    The external antenna structure on the 60s is the one feature that I really disliked. Add this battery issue and that clenches it for me. The only reliable sub-zero battery is the lithium, so if it won't run on a brand new lithium, I don't want it.

    As for reception, I get rock solid reception with my pocket eTrex unit that has one of the smallest antennas in the Garmin lineup. Also, the 76 has external antenna and power jacks and I've already got an external antenna and regulated power supply on my snowmachine. I just need to upgrade the 12-series handlebar mount to a 76 series mount, coupled with a new thumbwarmer pad on the back. The larger screen on the 76 is the selling feature for me. I want to read it with a quick glance while running the trail at 60mph or bounding through the woods breaking new trail. And these new color displays look sweet.
    Winter is Coming...

    Go GeocacheAlaska!

  18. #18
    Moderator LuJon's Avatar
    Join Date
    Mar 2007
    Location
    Palmer, AK
    Posts
    11,415

    Default

    I have my 60csx on a handle bar mount. the mount is pretty cheesy looking but seems to hold the unit pretty good. The mount removes easily and leaves just a collar on the bar which is nice for when it is time to REALLY start riding! I also loop the lanyard around the bar in case the mount fails. I don't mind the antenna on the 60 it gets WAY better reception than the etrex that I have used in the past. I don't think you will go wrong with the 76 though.
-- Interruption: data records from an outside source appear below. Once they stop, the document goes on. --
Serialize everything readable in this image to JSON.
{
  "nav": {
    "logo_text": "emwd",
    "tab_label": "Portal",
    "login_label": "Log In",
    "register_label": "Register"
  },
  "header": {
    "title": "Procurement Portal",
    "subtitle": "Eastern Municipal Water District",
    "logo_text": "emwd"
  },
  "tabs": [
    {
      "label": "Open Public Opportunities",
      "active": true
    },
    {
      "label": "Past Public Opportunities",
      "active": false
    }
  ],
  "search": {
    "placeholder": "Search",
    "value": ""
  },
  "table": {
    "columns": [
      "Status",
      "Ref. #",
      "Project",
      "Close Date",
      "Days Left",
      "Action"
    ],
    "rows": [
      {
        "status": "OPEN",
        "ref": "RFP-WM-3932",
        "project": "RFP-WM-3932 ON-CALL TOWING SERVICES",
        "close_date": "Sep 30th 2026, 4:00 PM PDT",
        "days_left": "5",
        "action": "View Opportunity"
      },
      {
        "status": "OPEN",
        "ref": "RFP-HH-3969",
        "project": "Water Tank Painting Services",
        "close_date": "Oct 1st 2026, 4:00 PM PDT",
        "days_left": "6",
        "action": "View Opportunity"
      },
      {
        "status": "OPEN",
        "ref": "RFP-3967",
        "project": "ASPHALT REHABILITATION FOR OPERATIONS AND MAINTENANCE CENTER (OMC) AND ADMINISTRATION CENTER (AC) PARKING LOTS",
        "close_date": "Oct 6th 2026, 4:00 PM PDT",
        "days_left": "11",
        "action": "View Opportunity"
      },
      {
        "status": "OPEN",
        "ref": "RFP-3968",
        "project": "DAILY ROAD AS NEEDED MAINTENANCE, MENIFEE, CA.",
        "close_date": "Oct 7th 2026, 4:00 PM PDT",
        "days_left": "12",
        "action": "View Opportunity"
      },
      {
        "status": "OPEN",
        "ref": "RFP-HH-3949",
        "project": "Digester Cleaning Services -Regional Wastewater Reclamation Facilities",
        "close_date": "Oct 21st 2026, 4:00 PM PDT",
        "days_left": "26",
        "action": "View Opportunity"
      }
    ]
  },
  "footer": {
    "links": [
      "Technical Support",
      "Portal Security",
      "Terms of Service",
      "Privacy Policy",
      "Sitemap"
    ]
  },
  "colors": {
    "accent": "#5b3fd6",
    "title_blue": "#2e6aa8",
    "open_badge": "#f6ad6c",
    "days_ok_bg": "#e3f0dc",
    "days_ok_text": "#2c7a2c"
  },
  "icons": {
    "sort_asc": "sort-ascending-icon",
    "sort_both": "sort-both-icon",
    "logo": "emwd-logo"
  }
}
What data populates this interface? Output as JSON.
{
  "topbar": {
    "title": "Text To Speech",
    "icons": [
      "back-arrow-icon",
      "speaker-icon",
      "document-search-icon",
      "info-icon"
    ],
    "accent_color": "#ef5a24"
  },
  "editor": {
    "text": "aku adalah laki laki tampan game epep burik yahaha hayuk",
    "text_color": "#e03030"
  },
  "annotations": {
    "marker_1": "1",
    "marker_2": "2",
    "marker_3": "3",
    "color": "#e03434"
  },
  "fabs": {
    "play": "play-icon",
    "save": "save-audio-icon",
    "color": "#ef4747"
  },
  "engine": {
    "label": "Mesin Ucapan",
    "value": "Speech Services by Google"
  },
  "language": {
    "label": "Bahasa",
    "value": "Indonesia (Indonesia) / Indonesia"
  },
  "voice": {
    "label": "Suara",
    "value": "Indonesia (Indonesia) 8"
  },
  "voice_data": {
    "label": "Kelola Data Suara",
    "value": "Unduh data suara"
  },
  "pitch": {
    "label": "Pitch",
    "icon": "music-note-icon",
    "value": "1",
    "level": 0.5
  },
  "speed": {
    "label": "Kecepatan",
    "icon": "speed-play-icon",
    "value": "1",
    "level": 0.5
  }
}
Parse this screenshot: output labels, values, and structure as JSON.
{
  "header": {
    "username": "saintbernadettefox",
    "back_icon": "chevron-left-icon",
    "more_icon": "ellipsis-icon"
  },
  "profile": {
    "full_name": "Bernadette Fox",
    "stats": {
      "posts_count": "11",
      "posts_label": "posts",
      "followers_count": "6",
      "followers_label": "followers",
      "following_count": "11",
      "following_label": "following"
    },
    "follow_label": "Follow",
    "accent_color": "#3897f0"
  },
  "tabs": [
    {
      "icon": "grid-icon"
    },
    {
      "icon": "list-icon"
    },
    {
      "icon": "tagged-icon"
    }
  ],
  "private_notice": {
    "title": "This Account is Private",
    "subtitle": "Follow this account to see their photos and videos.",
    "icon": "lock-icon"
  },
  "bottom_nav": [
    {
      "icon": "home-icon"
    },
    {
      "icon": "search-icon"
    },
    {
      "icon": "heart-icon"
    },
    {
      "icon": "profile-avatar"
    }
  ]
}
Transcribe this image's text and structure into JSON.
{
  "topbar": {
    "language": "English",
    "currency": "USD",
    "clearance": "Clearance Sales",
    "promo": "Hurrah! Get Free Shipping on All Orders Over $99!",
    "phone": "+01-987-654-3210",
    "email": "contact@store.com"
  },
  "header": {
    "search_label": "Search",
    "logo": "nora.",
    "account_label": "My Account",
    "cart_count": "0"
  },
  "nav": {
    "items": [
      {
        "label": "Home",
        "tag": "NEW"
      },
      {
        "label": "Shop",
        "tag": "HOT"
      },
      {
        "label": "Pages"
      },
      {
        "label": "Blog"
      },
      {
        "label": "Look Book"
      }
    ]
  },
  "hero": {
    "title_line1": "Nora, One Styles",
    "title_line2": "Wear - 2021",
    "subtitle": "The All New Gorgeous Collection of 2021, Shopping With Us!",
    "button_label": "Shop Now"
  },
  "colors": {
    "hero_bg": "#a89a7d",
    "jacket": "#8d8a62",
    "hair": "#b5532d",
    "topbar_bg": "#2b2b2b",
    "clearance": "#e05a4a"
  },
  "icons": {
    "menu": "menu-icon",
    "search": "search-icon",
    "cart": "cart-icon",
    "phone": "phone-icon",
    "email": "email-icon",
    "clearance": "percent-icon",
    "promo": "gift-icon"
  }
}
I really just wish that the Magellan Triton turned out to be wave of the future like it was touted to be...

Bookmarks

Posting Permissions

  • You may not post new threads
  • You may not post replies
  • You may not post attachments
  • You may not edit your posts
  •